Pulling machines will then be connected to the subsea platform, and two cranes fixed to the platform will pull Concordia upright -- facilitated by the water-filled caissons. (The ship will still be flooded, so it won't float; instead it will rest on the platform.) When the ship is upright, caissons will be welded to the starboard side of the hull. The caissons on both sides will then be de-ballasted -- after treating and purifying the water to protect the marine environment -- and filled with air.

"This strategy has been used on a smaller scale by both the US and Royal Navy," added Hoddinott. "But no one has removed a ship of this size." Concordia is 950 feet long and weighs 44,612 metric tons (or nearly 100 million pounds), according to Titan-Micoperi.

Once upright and stable, the wreck will be towed to an Italian port and dealt with in accordance with the requirements of Italian authorities (The underwater platform and posts will also be removed from the site.) Gianni Onorato, Costa's president, told Cruise Critic in early May that the ship will ultimately be scrapped.

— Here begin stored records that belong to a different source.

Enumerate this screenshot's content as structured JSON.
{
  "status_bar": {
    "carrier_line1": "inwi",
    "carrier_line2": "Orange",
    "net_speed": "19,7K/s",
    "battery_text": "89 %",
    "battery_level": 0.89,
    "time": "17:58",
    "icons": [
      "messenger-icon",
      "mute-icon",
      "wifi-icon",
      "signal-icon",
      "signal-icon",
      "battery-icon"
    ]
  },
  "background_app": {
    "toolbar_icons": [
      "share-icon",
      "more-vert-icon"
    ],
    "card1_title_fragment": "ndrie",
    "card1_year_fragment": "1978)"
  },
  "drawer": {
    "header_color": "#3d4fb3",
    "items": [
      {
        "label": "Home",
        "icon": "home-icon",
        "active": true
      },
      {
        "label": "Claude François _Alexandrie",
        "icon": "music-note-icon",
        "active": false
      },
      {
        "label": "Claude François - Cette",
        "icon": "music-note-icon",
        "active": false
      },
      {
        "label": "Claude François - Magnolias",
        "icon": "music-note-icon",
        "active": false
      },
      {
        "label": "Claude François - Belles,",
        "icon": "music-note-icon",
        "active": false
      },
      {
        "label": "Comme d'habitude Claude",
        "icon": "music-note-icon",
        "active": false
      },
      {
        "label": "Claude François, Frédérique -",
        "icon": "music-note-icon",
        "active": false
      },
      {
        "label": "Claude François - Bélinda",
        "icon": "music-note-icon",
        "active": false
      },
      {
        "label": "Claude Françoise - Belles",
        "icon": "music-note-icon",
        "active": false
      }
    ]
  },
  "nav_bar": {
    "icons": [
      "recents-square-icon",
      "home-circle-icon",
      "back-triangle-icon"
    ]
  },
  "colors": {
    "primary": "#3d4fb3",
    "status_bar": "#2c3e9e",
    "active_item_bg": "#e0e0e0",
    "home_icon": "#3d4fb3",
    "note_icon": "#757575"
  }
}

No details on the specific cost of the project have been officially released, but a Costa spokesman said the figure could exceed $300 million.

According to a statement released by Costa in May, the "one piece" approach -- rather than slicing the ship up and barging it off bit by bit -- will "minimize environmental impact, protect Giglio's economy and tourism industry, and maximize safety." After the ship is removed, the sea bottom will be cleaned and marine flora replanted.

While the project is ongoing, the operation base will be located on the mainland near Piombino, where equipment and materials will be stored. This will mitigate impact on the island's port activities and leave Giglio's hotels open for tourists during the peak summer season.

The news this week comes shortly after a joint announcement by the Mayor of Giglio and Costa for plans to have the 80-ton boulder that's wedged in the hull of the ship removed and turned into a monument to be displayed in Giglio harbour.

Costa Concordia foundered on January 13, 2012. At least 30 people died, and two remain unaccounted for.

No Replies |Back to top

Sign in to comment.

Advertisement